In general, accommodations are relatively expensive in Merida. If you’re coming to Merida from Chiapas or Guatemala, you need to prepare yourself for a slight shock of price increases. Of course, it’s still very inexpensive compared to areas like Cancun, Cozumel, or Isla Mujeres.
Guide books like Lonely Planet and Rough Guide give some idea of the range of accommodations. As usual, there are also great finds that are not in any of the guidebooks for one reason or another, and it’s always best to stay at a place that has been recommended to you first hand by other travellers.
Stop for something cold to drink at the Café Express, just north of the zocalo on Calle 60, and you’ll likely meet other travellers (if you haven’t already) who can give you first hand tips on accommodations.
Also, the free tourist information service provided by the State Office of Tourism, one block north of Café Express on Calle 60, is a good place to investigate because they stock economical flyers from guest houses and hostels too small to do big advertising.
One thing to keep in mind about accommodations is that Merida is a busy city. Fodors suggests that light sleepers check out accommodations north of the zocalo along Paseo Montejo, a beautiful tree-lined avenue that looks like something right out of Paris.
This is good advice for anyone who wants to stay where locals actually enjoy living. Very few Yucatecan people live near the zocalo, and because of their “zocalo complex” many tourists never get to see actual Yucatecan neighborhoods.

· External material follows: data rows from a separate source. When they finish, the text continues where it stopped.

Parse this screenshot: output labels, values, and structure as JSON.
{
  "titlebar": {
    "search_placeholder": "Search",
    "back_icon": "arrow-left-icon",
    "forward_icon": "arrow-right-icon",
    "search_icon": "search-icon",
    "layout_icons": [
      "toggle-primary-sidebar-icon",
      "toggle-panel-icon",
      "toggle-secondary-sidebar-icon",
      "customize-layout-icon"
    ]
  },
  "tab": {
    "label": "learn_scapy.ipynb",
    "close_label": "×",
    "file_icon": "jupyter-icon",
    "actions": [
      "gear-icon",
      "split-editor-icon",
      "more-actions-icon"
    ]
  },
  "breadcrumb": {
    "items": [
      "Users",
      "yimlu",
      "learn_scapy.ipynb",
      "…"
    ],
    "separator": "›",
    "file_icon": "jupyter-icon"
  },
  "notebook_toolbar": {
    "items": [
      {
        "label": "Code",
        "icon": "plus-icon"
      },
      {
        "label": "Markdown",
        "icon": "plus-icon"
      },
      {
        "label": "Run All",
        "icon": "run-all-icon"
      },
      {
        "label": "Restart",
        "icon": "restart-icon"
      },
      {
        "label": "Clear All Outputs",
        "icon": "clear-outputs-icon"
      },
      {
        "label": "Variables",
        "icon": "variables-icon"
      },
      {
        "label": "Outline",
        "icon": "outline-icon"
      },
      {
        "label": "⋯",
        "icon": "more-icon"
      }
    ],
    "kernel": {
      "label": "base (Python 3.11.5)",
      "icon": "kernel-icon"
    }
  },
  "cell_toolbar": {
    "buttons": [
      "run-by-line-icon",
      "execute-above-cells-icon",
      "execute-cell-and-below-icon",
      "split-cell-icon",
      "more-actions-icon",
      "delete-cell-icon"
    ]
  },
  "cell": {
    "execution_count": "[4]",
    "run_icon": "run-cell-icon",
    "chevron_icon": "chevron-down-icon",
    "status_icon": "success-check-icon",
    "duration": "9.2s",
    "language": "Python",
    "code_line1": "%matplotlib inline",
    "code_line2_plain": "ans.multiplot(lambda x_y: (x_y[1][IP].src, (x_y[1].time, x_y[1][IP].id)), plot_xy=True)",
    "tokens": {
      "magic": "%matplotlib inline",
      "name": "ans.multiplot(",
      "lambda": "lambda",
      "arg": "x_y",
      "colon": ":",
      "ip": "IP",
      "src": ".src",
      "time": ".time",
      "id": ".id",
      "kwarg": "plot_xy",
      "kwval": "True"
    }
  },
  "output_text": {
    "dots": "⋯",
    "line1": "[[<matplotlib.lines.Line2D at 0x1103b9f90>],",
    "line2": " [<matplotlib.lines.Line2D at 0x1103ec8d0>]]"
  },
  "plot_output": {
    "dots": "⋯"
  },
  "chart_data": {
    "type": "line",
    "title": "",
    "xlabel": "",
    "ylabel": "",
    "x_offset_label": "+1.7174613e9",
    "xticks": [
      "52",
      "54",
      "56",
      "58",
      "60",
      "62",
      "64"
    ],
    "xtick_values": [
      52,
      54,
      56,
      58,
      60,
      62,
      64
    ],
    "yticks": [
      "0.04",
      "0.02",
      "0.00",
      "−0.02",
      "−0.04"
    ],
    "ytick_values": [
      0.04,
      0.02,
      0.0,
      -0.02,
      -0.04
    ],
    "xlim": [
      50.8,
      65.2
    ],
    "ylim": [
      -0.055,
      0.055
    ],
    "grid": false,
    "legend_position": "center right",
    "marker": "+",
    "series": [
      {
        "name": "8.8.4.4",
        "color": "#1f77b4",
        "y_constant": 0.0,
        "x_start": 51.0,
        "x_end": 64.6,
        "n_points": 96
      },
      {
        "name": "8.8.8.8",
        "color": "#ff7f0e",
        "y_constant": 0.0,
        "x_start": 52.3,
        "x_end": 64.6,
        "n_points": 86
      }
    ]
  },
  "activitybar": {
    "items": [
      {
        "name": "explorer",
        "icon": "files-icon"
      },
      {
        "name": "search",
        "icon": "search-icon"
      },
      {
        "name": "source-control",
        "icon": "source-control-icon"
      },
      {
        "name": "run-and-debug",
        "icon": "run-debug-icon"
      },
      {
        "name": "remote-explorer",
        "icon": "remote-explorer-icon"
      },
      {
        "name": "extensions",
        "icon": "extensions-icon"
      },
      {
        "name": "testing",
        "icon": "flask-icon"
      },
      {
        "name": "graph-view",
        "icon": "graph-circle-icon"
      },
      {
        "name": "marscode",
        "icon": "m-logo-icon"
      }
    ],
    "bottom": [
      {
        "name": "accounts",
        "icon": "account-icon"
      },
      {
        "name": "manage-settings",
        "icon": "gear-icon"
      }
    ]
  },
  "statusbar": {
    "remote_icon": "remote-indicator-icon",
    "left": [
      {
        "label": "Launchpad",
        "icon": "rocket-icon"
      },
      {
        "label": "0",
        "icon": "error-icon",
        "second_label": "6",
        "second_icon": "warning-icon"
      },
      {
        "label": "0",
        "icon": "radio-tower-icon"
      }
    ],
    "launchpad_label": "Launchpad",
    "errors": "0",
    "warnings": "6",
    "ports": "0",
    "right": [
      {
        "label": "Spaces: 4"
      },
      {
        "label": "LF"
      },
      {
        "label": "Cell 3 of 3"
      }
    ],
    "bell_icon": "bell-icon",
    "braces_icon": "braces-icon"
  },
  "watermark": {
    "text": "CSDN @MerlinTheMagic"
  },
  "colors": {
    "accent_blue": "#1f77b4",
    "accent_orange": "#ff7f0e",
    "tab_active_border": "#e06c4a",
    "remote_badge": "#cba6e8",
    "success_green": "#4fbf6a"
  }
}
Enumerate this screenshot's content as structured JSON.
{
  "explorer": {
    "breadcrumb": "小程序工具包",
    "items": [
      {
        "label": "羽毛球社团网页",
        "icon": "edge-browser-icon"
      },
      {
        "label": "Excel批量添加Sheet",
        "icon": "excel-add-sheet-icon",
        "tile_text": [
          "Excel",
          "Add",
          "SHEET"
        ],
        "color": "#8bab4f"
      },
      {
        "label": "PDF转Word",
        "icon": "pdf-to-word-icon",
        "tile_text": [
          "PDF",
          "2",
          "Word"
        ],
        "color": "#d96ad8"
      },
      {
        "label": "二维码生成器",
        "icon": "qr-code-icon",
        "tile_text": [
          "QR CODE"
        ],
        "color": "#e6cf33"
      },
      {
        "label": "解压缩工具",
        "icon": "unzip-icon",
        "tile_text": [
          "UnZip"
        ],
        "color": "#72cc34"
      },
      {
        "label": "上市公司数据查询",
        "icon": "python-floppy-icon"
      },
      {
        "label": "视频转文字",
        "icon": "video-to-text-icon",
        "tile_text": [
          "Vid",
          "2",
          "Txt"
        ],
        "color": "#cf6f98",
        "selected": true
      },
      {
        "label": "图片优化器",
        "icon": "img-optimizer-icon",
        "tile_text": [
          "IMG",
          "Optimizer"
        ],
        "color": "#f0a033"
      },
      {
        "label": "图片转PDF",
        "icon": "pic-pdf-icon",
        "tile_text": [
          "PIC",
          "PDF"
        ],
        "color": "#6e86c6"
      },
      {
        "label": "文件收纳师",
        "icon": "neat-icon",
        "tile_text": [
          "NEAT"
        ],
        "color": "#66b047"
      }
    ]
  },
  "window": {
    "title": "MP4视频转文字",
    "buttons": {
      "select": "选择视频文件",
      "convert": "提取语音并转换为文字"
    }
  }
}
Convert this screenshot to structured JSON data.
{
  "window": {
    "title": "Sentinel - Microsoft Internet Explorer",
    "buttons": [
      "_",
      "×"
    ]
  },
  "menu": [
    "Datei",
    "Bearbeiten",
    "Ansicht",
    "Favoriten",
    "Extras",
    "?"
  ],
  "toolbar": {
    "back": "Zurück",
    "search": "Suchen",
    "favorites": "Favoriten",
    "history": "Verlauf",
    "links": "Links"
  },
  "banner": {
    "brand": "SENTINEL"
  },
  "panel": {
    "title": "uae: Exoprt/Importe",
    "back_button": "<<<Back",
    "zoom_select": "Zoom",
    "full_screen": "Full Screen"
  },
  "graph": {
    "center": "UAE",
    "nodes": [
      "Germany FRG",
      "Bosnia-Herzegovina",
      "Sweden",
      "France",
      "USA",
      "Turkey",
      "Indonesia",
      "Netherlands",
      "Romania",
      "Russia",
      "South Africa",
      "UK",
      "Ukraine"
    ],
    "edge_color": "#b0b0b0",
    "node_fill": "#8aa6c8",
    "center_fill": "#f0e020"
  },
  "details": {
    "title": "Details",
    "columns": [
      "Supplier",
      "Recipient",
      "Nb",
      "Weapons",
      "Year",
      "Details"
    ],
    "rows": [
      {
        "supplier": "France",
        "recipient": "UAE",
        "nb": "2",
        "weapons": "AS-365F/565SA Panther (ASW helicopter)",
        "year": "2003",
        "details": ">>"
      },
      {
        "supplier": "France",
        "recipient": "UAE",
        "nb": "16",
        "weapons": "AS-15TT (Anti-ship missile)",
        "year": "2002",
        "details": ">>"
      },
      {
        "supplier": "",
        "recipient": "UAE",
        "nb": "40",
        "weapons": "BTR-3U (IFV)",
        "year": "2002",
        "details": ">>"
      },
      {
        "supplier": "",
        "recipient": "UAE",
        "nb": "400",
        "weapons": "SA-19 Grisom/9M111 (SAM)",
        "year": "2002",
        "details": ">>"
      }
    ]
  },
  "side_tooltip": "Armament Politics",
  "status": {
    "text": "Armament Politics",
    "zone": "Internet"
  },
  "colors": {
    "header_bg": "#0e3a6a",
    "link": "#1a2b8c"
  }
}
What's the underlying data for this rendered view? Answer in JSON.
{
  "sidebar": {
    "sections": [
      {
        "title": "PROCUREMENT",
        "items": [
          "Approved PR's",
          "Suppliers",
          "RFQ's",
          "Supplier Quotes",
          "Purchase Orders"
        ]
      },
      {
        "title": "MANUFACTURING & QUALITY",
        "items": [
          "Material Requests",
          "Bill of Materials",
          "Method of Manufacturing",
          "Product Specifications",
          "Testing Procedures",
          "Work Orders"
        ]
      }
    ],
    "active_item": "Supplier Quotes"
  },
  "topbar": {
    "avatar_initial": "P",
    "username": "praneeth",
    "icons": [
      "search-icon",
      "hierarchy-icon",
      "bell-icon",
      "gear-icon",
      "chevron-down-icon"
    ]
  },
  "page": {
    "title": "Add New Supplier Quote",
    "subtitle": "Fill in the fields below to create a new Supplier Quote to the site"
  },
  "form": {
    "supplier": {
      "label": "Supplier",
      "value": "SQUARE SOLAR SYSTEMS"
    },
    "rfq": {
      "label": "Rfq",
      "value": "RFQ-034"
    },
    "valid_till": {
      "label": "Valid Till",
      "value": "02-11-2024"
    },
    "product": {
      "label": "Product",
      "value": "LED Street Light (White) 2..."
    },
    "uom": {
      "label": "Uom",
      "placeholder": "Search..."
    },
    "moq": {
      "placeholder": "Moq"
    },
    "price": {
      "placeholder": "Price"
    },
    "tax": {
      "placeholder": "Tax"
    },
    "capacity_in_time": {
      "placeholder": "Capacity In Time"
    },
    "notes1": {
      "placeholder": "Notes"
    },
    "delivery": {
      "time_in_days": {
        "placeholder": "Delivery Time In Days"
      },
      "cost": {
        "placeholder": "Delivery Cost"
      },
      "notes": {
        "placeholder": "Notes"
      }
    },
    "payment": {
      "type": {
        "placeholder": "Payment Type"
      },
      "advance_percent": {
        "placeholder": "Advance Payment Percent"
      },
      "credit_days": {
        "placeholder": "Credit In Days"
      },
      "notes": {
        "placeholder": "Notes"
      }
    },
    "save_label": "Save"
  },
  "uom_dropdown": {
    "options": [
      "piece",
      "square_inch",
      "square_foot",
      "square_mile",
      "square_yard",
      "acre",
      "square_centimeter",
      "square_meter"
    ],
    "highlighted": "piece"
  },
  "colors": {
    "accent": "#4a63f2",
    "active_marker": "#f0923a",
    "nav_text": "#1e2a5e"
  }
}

For quick money transfers, your best bet is Western Union. The franchise in Merida is owned by a furniture store called Electra, next to Café Express on Calle 60, just north of the zocalo.
Medical Care In Merida
If you happen to be in Merida when you need medical attention, you’re lucky. The city is a center for physician training, and many local physicians have established relationships / admitting privileges with U.S. hospitals in Miami.
Patients requiring specialized care frequently come to Merida from surrounding states and countries. Centro Medico de las Américas is a first rate hospital, where you can find a specialist in any field. Clinica Merida is also very highly recommended.
Richard Wright is a Canadian who lives in Merida, where he runs an economical B&B called “Tranquilo“.